Life in prison for raping girl, 9

A Lowell man was sentenced to life in prison Monday after he pleaded guilty to committing multiple acts of rape against a 9-year-old girl.

Daniel M. Pottmeyer, 29, of 7959 State Route 60, was arrested in August after a lengthy investigation by the Washington County Sheriff’s Office and Washington County Children Services.

The victim’s mother reported the abuse in May.

“It took a little while to get the evidence together,” said Capt. Troy Hawkins with the sheriff’s office.

Pottmeyer was not what investigators call an “in-home” perpetrator, meaning he did not live with the girl, nor did he have access to her during the investigation, added Hawkins.

Photographic evidence of the sexual abuse surfaced during the investigation, and Pottmeyer confessed to the acts, he said.

There is no evidence Pottmeyer shared the photographs, Hawkins said.

Pottmeyer was indicted on three first-degree felony counts of rape of a child less than 10 years old and a second-degree felony count of pandering obscenity involving a minor.

Monday he pleaded guilty as charged, said Washington County Assistant Prosecutor Kevin Rings.

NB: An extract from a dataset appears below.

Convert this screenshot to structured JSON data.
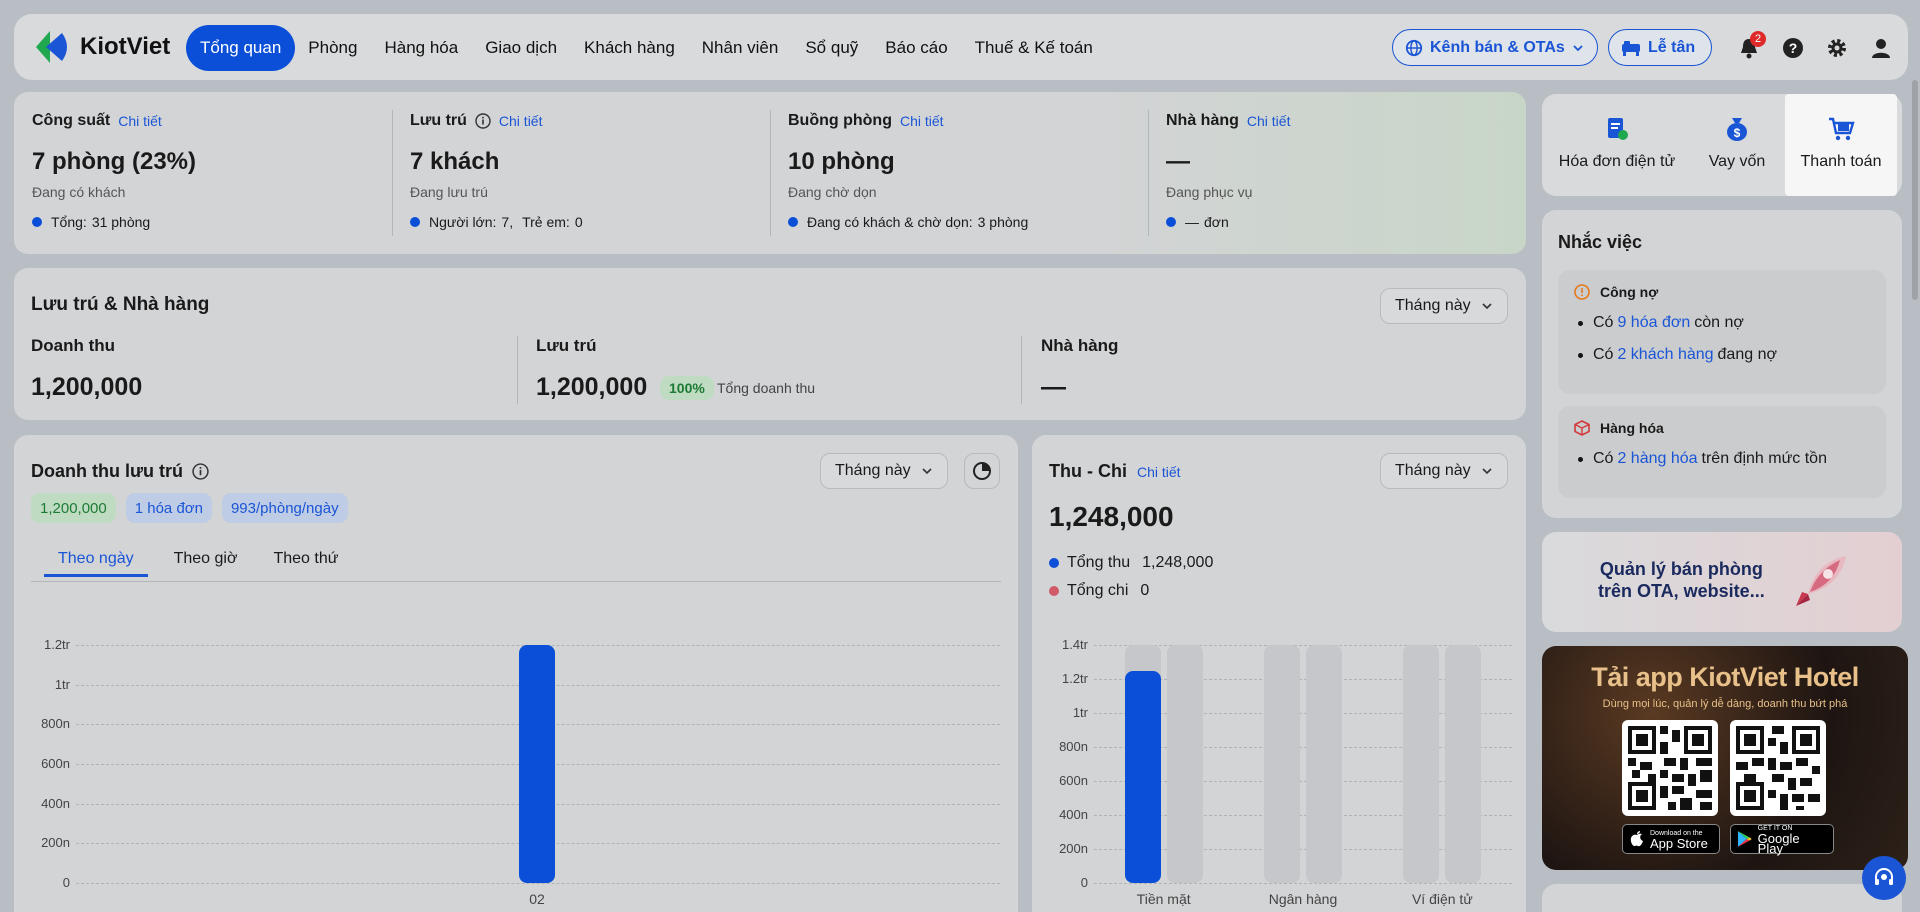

“We had a really good investigation from Children Services and the sheriff’s office. We had great cooperation from the victim’s family,” said Rings of the plea.

The sexual acts are believed to have taken place between January and April 2013, said Rings.

The three counts of rape relate to three different types of sexual acts and carry enhanced penalty provisions, he said.

That means they carry a maximum penalty of life in prison rather than the typical 11 year maximum associated with a first-degree felony.

Washington County Common Pleas Court Judge Randall Burnworth sentenced Pottmeyer to life in prison with no possibility of parole for 25 years on the three rape counts. Additionally, Pottmeyer was sentenced to seven years-one year shy of the maximum-on the pandering charge.

Pottmeyer will not be eligible for parole for 32 years. He will be 61.

“That was one of our goals, to make sure he’d be well into his 60s and hopefully rehabilitated before he’s eligible for parole,” said Rings.